▶ _What is expected_: Check every line of the entries for "found", and copy the lines that hold it.
━━━━
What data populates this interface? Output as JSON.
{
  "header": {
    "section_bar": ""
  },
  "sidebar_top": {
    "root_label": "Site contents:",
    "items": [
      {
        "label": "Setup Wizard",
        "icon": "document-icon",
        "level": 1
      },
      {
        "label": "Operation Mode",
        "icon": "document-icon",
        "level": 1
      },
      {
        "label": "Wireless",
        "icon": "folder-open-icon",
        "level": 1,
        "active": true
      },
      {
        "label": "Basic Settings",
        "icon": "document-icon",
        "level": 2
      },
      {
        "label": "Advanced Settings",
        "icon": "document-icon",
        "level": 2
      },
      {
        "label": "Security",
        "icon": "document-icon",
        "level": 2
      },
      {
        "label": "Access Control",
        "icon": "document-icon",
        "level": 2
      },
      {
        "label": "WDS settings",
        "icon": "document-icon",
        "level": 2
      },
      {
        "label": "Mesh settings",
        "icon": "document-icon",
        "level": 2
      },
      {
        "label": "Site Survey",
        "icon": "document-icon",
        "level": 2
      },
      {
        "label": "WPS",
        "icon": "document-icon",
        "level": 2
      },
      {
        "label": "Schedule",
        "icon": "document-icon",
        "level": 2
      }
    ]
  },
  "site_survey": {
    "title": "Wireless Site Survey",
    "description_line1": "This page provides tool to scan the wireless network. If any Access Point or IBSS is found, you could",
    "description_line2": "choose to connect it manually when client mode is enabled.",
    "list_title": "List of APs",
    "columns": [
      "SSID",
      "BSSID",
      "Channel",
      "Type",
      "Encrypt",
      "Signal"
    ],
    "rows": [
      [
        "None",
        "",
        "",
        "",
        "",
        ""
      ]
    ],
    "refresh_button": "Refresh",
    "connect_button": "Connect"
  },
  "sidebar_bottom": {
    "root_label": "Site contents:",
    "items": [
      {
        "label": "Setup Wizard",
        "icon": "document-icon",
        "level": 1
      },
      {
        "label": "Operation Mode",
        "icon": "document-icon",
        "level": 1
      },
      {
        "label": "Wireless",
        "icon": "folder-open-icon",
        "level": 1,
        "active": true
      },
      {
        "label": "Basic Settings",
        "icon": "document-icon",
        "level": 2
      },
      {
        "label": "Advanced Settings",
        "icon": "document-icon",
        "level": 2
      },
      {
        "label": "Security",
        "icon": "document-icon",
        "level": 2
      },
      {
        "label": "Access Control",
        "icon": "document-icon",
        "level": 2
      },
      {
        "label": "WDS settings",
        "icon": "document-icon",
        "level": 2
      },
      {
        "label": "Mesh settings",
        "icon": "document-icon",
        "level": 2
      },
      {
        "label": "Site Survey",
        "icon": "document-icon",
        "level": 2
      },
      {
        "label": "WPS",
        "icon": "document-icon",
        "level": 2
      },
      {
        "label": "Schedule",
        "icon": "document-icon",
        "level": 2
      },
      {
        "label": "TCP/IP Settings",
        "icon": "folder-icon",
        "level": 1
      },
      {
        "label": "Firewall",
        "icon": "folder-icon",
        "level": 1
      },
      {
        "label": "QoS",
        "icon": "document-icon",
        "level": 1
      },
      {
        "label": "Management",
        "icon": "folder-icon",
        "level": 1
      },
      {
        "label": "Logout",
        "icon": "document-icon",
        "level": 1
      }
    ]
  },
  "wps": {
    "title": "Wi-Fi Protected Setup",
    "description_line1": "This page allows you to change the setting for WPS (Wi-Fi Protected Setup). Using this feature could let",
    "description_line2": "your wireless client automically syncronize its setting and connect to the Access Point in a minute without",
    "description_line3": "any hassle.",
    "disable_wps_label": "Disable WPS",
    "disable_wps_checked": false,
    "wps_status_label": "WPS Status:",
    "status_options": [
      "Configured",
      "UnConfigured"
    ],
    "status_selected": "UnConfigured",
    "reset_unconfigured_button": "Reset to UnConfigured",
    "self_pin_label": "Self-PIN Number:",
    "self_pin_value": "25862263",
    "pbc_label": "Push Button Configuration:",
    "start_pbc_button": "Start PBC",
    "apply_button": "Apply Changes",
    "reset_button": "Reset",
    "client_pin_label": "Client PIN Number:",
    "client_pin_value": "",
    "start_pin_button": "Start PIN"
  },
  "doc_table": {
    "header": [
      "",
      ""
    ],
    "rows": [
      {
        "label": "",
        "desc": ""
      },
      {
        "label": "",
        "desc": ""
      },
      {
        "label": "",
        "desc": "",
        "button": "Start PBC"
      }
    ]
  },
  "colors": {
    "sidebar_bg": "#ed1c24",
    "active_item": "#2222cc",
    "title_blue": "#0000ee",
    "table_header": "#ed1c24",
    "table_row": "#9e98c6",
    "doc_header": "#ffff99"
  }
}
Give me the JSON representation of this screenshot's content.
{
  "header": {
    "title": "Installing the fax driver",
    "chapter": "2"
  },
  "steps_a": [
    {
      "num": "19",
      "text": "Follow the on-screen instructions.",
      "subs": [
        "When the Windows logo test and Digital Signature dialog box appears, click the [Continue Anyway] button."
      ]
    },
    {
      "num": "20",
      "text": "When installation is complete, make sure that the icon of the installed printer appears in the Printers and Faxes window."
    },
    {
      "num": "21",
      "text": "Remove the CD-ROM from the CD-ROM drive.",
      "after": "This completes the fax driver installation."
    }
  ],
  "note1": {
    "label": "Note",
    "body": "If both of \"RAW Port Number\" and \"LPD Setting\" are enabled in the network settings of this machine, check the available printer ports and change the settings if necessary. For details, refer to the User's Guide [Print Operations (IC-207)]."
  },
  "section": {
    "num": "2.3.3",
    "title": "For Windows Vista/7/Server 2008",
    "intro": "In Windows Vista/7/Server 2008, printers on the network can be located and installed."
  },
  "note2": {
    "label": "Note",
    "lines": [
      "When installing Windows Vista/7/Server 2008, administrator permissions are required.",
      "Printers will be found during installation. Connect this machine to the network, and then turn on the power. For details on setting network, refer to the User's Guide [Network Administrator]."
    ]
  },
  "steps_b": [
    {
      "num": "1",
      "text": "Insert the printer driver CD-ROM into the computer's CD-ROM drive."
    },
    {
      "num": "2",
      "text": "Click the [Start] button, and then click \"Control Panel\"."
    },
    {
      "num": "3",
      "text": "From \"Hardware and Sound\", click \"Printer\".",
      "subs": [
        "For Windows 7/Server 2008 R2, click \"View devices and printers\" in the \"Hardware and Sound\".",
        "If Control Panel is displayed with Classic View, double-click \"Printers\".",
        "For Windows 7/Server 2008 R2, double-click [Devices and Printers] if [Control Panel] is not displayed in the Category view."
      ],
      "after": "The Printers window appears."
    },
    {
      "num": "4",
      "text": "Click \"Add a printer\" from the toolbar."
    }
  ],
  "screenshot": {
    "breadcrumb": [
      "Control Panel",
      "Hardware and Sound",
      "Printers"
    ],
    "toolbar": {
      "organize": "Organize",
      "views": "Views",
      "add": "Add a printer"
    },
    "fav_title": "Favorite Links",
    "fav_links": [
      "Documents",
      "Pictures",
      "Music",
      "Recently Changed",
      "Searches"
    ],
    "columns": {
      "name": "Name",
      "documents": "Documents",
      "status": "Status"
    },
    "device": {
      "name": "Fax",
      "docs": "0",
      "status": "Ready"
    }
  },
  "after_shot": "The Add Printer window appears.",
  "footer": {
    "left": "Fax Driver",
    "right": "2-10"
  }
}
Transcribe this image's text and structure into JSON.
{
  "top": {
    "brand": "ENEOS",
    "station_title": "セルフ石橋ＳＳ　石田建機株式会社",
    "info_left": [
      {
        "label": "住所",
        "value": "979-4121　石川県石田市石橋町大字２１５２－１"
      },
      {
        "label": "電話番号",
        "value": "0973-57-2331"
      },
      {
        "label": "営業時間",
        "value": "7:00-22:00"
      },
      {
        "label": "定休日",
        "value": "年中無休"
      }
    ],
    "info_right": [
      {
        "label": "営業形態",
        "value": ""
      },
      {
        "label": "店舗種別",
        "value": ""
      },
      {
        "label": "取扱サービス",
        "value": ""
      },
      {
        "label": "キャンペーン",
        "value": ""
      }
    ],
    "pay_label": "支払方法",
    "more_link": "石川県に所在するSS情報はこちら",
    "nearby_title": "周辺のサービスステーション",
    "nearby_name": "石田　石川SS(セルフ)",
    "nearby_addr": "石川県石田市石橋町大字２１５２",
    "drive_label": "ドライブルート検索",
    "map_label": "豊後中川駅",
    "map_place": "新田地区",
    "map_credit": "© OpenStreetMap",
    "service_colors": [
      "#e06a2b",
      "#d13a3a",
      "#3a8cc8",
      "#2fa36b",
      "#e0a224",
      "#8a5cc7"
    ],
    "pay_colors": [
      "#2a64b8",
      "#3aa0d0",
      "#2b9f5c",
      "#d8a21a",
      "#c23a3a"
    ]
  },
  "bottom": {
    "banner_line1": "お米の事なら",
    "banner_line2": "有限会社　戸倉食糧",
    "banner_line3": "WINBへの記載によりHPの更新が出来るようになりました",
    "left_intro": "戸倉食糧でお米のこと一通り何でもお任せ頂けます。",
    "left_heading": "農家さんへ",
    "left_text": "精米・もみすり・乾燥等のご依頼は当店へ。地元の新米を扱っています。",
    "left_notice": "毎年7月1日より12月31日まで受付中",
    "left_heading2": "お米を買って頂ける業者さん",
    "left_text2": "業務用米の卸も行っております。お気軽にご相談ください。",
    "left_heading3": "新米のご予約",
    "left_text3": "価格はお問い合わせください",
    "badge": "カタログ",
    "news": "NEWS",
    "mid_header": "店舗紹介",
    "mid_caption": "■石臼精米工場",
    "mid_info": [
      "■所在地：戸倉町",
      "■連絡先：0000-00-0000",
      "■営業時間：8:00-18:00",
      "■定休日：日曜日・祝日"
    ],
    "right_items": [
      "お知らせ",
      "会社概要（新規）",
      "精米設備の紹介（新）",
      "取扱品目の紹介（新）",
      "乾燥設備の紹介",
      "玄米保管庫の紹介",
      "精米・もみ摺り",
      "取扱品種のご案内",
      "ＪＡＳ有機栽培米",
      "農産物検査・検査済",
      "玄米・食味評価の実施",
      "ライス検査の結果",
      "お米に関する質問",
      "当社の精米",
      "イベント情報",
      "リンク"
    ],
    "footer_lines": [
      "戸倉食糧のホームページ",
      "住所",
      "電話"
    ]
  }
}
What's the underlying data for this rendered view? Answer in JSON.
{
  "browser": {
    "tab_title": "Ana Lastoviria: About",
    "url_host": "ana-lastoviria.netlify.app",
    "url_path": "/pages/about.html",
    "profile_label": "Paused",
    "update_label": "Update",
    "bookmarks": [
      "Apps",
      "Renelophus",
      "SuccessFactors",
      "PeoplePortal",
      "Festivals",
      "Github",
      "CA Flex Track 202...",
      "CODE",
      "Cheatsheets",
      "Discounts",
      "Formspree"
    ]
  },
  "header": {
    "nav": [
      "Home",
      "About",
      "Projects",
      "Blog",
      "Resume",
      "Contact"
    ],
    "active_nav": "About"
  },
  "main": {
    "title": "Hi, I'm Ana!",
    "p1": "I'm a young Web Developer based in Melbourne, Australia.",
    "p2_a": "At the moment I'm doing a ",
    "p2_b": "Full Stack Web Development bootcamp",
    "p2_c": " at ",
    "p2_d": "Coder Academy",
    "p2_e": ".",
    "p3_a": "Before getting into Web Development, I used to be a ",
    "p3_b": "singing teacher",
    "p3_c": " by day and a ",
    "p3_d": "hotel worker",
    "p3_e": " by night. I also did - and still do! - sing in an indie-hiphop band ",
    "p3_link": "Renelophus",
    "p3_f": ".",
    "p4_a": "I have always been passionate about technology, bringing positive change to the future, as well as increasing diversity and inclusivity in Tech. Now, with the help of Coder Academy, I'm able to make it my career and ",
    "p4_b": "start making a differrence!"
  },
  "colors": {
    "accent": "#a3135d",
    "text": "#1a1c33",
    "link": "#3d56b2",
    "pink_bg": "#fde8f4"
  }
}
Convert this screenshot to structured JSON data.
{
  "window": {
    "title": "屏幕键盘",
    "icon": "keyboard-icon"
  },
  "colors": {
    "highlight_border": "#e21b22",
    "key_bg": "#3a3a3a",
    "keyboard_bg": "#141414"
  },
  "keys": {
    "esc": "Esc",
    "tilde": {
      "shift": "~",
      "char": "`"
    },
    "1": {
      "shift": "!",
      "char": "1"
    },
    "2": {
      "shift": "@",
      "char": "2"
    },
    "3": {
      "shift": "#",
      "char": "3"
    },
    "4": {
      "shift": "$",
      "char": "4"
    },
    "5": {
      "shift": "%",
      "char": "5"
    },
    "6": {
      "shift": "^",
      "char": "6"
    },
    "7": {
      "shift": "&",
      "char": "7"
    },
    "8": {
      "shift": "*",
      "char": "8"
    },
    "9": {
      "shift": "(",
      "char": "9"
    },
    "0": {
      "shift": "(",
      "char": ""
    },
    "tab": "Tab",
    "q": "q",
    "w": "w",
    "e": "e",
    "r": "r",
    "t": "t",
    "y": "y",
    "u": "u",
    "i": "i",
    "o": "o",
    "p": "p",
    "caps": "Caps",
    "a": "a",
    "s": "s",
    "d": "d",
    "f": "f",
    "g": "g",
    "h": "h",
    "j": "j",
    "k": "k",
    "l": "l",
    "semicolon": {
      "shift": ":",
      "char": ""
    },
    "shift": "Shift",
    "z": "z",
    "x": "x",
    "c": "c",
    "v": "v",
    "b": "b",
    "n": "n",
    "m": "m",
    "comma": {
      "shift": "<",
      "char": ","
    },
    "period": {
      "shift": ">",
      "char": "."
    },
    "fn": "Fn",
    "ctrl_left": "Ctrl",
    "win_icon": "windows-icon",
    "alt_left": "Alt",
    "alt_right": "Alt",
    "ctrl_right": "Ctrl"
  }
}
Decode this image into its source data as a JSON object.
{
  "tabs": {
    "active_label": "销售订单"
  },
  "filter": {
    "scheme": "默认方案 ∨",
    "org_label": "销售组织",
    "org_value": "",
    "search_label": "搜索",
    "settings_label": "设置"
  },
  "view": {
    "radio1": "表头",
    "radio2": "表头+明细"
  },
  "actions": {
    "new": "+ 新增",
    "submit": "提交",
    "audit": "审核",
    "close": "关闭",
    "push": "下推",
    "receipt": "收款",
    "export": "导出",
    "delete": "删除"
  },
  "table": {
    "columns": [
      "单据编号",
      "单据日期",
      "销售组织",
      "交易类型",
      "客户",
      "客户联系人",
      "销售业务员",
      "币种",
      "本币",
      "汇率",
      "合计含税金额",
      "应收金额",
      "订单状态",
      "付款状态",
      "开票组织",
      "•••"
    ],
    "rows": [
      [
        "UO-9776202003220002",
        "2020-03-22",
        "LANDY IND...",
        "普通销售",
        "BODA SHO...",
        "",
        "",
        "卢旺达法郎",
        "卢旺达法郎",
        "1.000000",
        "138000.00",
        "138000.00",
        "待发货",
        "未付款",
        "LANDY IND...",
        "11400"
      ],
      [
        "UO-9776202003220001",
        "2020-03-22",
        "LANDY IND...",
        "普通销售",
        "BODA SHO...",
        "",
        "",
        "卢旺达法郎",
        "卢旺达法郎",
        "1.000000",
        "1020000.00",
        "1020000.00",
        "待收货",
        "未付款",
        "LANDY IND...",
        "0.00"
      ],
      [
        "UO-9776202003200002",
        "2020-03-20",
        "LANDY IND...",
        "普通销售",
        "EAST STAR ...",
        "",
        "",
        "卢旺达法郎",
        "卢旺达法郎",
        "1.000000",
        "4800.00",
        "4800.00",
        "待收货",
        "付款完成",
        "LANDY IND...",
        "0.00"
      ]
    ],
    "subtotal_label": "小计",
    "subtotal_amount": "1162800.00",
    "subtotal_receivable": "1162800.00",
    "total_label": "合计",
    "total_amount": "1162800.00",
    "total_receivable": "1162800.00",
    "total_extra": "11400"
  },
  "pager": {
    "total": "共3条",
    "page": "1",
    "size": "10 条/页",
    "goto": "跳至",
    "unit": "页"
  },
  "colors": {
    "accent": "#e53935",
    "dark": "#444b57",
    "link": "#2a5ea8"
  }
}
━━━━
▶ _Response_:
    "description_line1": "This page provides tool to scan the wireless network. If any Access Point or IBSS is found, you could",
      "Printers will be found during installation. Connect this machine to the network, and then turn on the power. For details on setting network, refer to the User's Guide [Network Administrator]."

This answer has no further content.